  6. I noticed that Coles is starting to stock more interesting meats last year. Hehe I remember the first time we cooked with rabbit we had to specially order it from this fancy butcher. Now it's much easier!

  7. We used to trap rabbits for free, so there's no way in hell I'm paying 19 bloody dollars a kilo, lol!
    I love how you paired the rabbit with carrot, the recipe looks so tasty :)

  8. We stuck a whole rabbit into our Romertopf baker recently and it baked to delicious moistness - the boys loved it! If I cook it in pieces again, I'll have to get the butcher to cut it up for me - last time I tried it looked like it had been axe murdered! :)

  9. I can't look at my cats, stretched out in the sun, in the same way! THANKS! NOT!!! :-)

    I've eaten rabbit once. It had been smashed up by an inexpert butcher and there were chips of bone everywhere. It was unwonderful.

    But, I'm willing to have another go - and frankly, ANYTHING with bacon in, has my vote.

  10. Hello there Lovlies! What a beautiful day here today with Spring sneaking in a bit early, I hope it's here to stay. Spring also means lots of little lambs and baby bunnies, what's not to love!

    Simcha- I don't think your parents could be that mean... could they?

    Judy- I definitely think this was a nice young rabbit as it was very tender. My sister got a mouthfull of buckshot in her moose burger when she was in Canada, I have enough problem with fish bones!
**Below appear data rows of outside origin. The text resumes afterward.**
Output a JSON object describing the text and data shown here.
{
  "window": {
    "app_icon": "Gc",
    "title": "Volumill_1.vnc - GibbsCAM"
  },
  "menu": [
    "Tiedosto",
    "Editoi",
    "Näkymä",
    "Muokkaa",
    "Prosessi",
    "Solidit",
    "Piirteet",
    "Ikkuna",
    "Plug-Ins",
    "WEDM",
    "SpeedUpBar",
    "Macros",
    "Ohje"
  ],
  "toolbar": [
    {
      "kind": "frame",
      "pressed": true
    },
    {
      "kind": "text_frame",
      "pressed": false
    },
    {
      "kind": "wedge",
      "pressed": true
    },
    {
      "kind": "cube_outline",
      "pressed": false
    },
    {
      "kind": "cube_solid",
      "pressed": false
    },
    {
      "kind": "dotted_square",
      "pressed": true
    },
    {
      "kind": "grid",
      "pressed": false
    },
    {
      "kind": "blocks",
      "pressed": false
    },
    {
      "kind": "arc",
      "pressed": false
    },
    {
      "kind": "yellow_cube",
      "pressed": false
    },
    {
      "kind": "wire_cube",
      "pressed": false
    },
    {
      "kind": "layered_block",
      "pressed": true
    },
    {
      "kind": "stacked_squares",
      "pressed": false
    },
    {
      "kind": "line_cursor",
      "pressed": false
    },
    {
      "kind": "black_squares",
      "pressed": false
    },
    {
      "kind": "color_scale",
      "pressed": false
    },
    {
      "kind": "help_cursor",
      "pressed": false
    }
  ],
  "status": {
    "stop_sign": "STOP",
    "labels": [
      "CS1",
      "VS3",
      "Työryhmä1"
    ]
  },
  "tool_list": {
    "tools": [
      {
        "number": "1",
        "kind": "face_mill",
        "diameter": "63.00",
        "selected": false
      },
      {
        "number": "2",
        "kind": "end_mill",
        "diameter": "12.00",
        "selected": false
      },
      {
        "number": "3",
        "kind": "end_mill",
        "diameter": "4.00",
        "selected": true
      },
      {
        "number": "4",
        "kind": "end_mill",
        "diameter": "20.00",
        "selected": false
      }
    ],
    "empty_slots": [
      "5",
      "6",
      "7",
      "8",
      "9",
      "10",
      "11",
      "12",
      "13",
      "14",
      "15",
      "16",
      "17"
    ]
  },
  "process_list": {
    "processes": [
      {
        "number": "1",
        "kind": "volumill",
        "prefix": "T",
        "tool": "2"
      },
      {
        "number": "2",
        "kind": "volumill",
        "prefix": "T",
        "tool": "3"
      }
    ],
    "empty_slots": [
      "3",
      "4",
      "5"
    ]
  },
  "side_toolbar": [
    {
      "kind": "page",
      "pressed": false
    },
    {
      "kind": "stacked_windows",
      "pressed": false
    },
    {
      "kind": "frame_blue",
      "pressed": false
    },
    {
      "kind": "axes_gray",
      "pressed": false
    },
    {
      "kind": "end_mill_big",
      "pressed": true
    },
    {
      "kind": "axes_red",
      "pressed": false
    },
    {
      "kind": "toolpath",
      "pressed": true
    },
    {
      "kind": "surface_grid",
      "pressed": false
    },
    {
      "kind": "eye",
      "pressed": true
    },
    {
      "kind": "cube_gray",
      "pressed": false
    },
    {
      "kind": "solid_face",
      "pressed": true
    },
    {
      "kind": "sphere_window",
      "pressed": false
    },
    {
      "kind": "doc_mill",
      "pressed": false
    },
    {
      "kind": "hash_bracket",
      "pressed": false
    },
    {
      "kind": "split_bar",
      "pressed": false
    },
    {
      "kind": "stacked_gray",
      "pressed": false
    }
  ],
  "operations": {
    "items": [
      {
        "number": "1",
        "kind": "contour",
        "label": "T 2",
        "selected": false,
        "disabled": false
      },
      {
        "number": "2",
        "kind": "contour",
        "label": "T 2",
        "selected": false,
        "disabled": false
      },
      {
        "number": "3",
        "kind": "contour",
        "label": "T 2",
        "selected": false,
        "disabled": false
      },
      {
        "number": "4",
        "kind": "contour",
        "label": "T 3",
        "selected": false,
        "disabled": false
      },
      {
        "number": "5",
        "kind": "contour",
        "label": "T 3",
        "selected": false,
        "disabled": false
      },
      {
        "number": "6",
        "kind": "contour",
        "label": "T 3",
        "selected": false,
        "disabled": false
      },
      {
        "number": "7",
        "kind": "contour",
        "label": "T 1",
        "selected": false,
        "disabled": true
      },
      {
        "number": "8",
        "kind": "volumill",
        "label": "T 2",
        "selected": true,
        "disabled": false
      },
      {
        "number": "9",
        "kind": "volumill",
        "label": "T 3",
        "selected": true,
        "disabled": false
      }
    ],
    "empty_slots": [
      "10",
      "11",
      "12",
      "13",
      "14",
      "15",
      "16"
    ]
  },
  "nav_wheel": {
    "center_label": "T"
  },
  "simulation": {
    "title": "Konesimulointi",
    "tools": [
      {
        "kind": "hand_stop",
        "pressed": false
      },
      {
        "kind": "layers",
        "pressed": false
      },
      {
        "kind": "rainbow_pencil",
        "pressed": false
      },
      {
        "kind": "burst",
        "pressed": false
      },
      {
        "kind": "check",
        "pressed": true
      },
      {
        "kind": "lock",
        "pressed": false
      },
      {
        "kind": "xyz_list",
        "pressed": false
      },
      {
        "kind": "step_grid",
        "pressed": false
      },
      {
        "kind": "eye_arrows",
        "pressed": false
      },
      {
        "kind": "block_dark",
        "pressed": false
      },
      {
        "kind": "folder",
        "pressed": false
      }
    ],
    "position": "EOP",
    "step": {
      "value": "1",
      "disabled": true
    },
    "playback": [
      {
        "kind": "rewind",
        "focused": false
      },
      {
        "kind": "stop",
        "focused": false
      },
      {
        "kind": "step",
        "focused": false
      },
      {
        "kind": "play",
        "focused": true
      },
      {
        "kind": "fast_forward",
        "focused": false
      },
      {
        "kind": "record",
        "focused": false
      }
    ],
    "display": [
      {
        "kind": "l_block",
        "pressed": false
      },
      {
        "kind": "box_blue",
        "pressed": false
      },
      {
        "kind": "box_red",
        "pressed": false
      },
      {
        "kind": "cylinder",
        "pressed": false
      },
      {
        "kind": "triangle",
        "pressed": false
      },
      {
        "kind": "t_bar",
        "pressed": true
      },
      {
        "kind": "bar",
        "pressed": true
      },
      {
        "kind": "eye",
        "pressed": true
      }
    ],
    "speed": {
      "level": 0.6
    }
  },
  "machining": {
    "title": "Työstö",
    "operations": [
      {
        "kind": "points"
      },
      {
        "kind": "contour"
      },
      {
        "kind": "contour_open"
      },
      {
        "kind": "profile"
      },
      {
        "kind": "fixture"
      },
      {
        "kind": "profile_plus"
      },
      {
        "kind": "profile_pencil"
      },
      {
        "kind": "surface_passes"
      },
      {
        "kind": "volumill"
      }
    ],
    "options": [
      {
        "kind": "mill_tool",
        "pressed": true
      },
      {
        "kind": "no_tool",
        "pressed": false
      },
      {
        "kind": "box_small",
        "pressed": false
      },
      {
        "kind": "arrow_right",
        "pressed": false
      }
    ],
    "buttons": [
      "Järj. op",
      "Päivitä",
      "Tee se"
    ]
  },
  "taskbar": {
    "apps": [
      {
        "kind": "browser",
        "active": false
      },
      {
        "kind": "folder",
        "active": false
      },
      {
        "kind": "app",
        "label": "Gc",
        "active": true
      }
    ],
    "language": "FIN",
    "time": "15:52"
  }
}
    Tigerfish- I think it is just a mental image issue, I was OK except for the little bit of fluff on the end of the legs :(

    Muppy- This really is a nice recipe if you don't want to braise or stew it. I also like a nice rabbit pie.
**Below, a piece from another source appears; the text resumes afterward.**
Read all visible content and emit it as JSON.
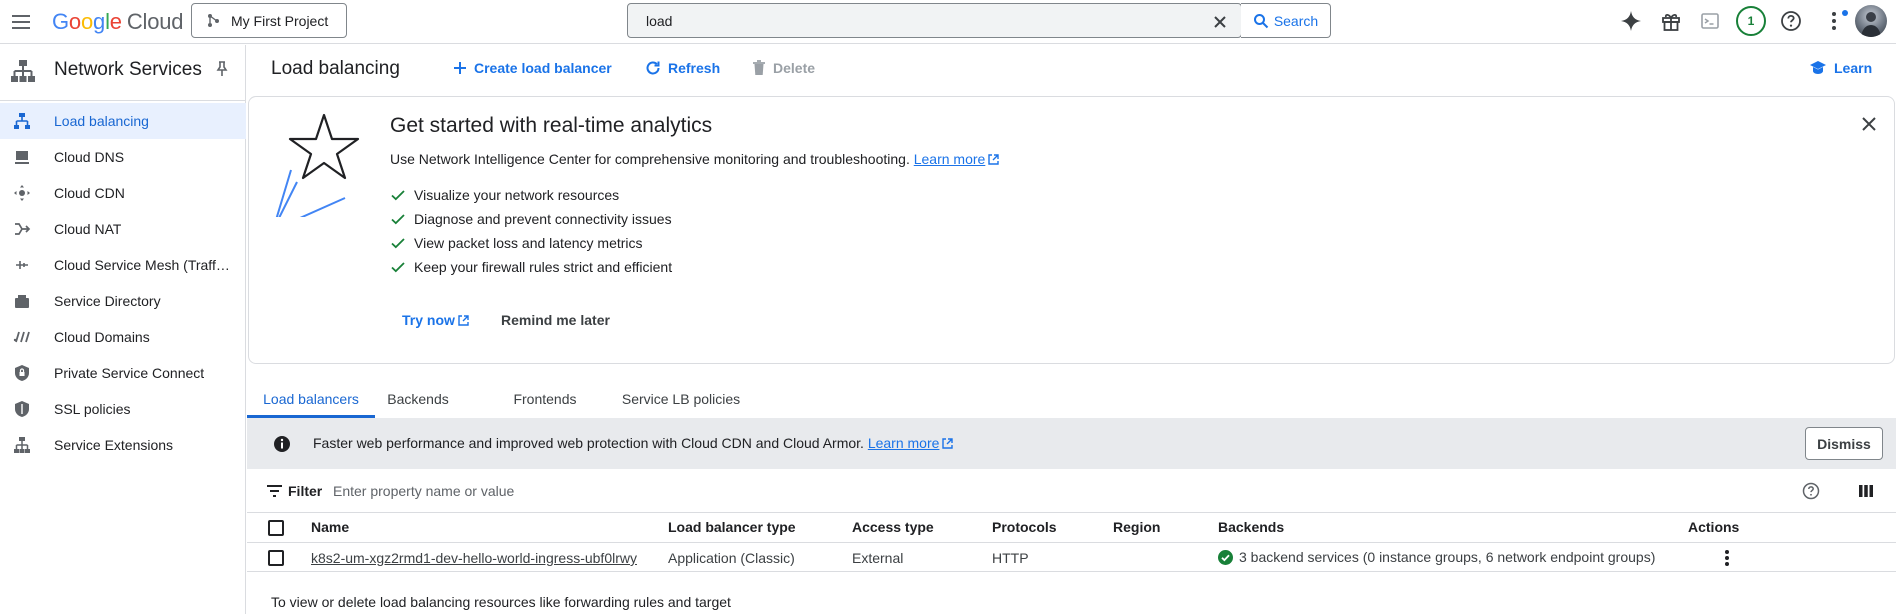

    Chopinandmysaucepan- At least they all end up together- in my tummy :)

    Lorraine- It's much more interesting now isn't it? Our Coles has ice buckets of fresh fish in front of the counter so you can actually touch and smell them when you select your dinner- much better than hiding it behind the glass.

    JasmyneTea- I know, it's a bit expensive for a family meal! There's not a lot of meat on the bunnies either.
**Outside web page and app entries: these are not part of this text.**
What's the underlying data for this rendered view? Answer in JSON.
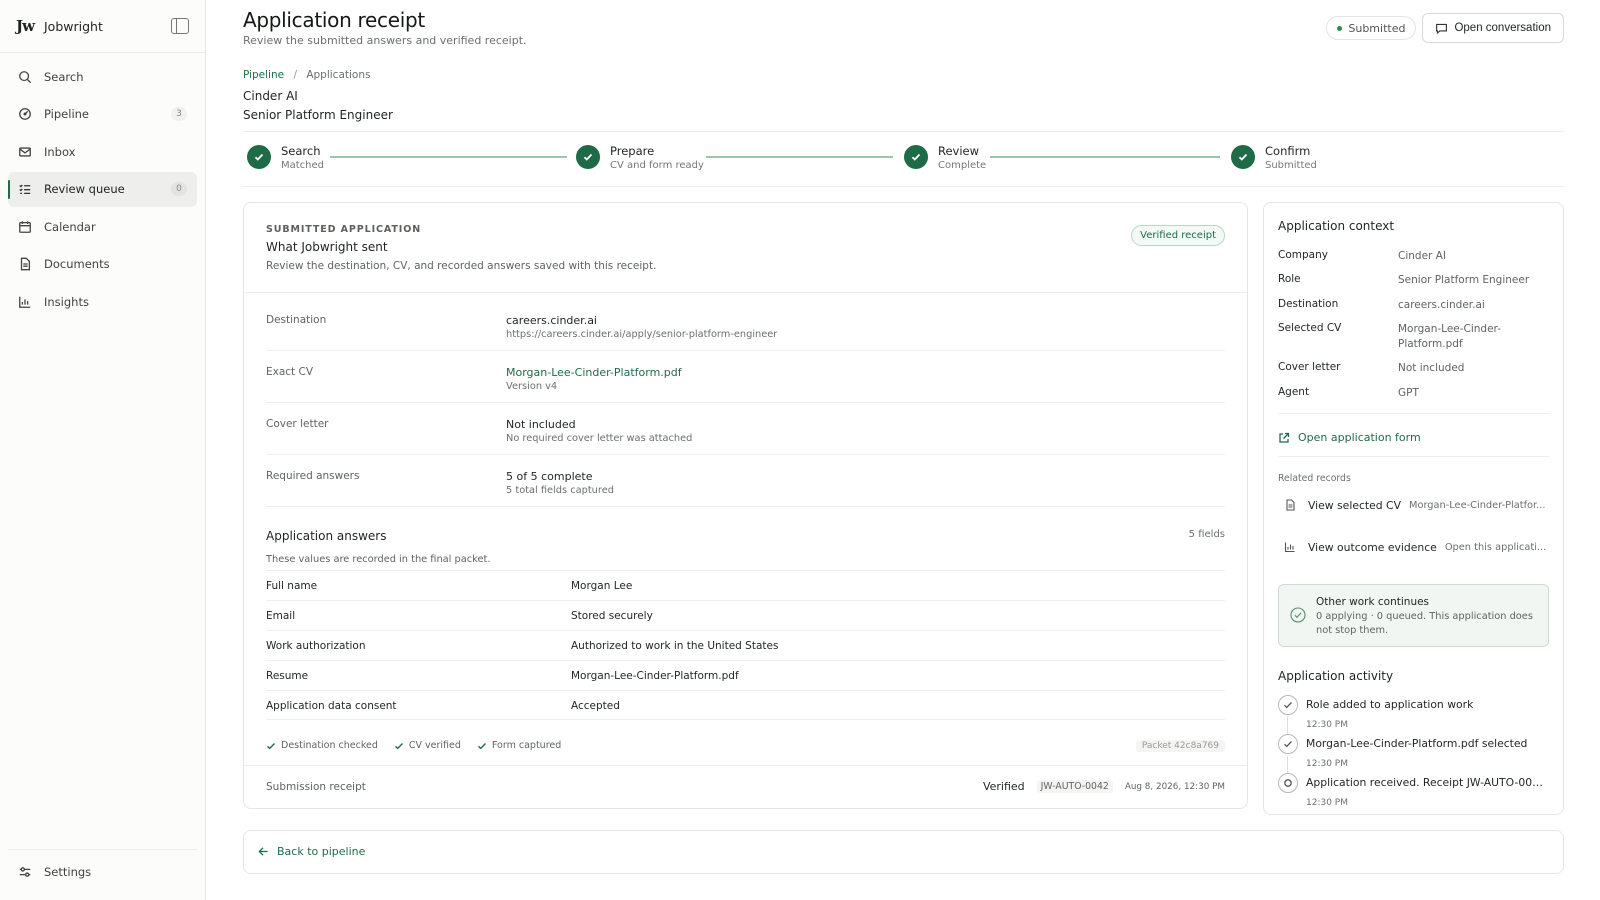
{
  "app": {
    "brand_logo": "Jw",
    "brand_name": "Jobwright"
  },
  "sidebar": {
    "items": [
      {
        "label": "Search",
        "icon": "search-icon",
        "count": ""
      },
      {
        "label": "Pipeline",
        "icon": "pipeline-icon",
        "count": "3"
      },
      {
        "label": "Inbox",
        "icon": "mail-icon",
        "count": ""
      },
      {
        "label": "Review queue",
        "icon": "checklist-icon",
        "count": "0",
        "active": true
      },
      {
        "label": "Calendar",
        "icon": "calendar-icon",
        "count": ""
      },
      {
        "label": "Documents",
        "icon": "document-icon",
        "count": ""
      },
      {
        "label": "Insights",
        "icon": "bar-chart-icon",
        "count": ""
      }
    ],
    "settings_label": "Settings"
  },
  "header": {
    "title": "Application receipt",
    "subtitle": "Review the submitted answers and verified receipt.",
    "status": "Submitted",
    "open_conversation": "Open conversation"
  },
  "breadcrumb": {
    "root": "Pipeline",
    "separator": "/",
    "current": "Applications"
  },
  "job": {
    "company": "Cinder AI",
    "role": "Senior Platform Engineer"
  },
  "steps": [
    {
      "title": "Search",
      "desc": "Matched"
    },
    {
      "title": "Prepare",
      "desc": "CV and form ready"
    },
    {
      "title": "Review",
      "desc": "Complete"
    },
    {
      "title": "Confirm",
      "desc": "Submitted"
    }
  ],
  "submitted": {
    "eyebrow": "SUBMITTED APPLICATION",
    "title": "What Jobwright sent",
    "desc": "Review the destination, CV, and recorded answers saved with this receipt.",
    "badge": "Verified receipt",
    "details": [
      {
        "label": "Destination",
        "value": "careers.cinder.ai",
        "sub": "https://careers.cinder.ai/apply/senior-platform-engineer",
        "link": false
      },
      {
        "label": "Exact CV",
        "value": "Morgan-Lee-Cinder-Platform.pdf",
        "sub": "Version v4",
        "link": true
      },
      {
        "label": "Cover letter",
        "value": "Not included",
        "sub": "No required cover letter was attached",
        "link": false
      },
      {
        "label": "Required answers",
        "value": "5 of 5 complete",
        "sub": "5 total fields captured",
        "link": false
      }
    ],
    "answers_title": "Application answers",
    "answers_count": "5 fields",
    "answers_desc": "These values are recorded in the final packet.",
    "answers": [
      {
        "key": "Full name",
        "value": "Morgan Lee"
      },
      {
        "key": "Email",
        "value": "Stored securely"
      },
      {
        "key": "Work authorization",
        "value": "Authorized to work in the United States"
      },
      {
        "key": "Resume",
        "value": "Morgan-Lee-Cinder-Platform.pdf"
      },
      {
        "key": "Application data consent",
        "value": "Accepted"
      }
    ],
    "checks": [
      "Destination checked",
      "CV verified",
      "Form captured"
    ],
    "packet": "Packet 42c8a769",
    "receipt_label": "Submission receipt",
    "receipt_status": "Verified",
    "receipt_id": "JW-AUTO-0042",
    "receipt_date": "Aug 8, 2026, 12:30 PM"
  },
  "context": {
    "title": "Application context",
    "rows": [
      {
        "key": "Company",
        "value": "Cinder AI"
      },
      {
        "key": "Role",
        "value": "Senior Platform Engineer"
      },
      {
        "key": "Destination",
        "value": "careers.cinder.ai"
      },
      {
        "key": "Selected CV",
        "value": "Morgan-Lee-Cinder-Platform.pdf"
      },
      {
        "key": "Cover letter",
        "value": "Not included"
      },
      {
        "key": "Agent",
        "value": "GPT"
      }
    ],
    "open_form": "Open application form",
    "related_label": "Related records",
    "related": [
      {
        "main": "View selected CV",
        "sub": "Morgan-Lee-Cinder-Platfor...",
        "icon": "document-icon"
      },
      {
        "main": "View outcome evidence",
        "sub": "Open this applicati...",
        "icon": "bar-chart-icon"
      }
    ],
    "other_work_title": "Other work continues",
    "other_work_desc": "0 applying · 0 queued. This application does not stop them.",
    "activity_title": "Application activity",
    "activity": [
      {
        "text": "Role added to application work",
        "time": "12:30 PM",
        "done": true
      },
      {
        "text": "Morgan-Lee-Cinder-Platform.pdf selected",
        "time": "12:30 PM",
        "done": true
      },
      {
        "text": "Application received. Receipt JW-AUTO-0042...",
        "time": "12:30 PM",
        "done": false
      }
    ]
  },
  "back": {
    "label": "Back to pipeline"
  },
  "colors": {
    "accent": "#1f6b47",
    "step_line": "#9fc4ad",
    "badge_bg": "#f3f9f5"
  }
}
    Celia- Oh that's a great idea to cook it in that! I bet it was so moist and tender. The butchers make it look sooo easy, I guess practice makes perfect :)

    Ninehundred- Sorry sweetie, but I bet they wouldn't taste as nice, probably fatter though! :) I got half a duck once that was chopped up with a very blunt cleaver and was full of chips too, it put me off for ages. Yes, bacon makes the world go round:)

    Hope you have a lovely week Readers, and enjoy the weater while it lasts!

  11. That naked bunny on the chopping board looks so intimidating to me! Although I think I would like the challenge too. Love the addition of fennel seeds in this recipe - it's a spice I wouldn't think to pair with rabbit.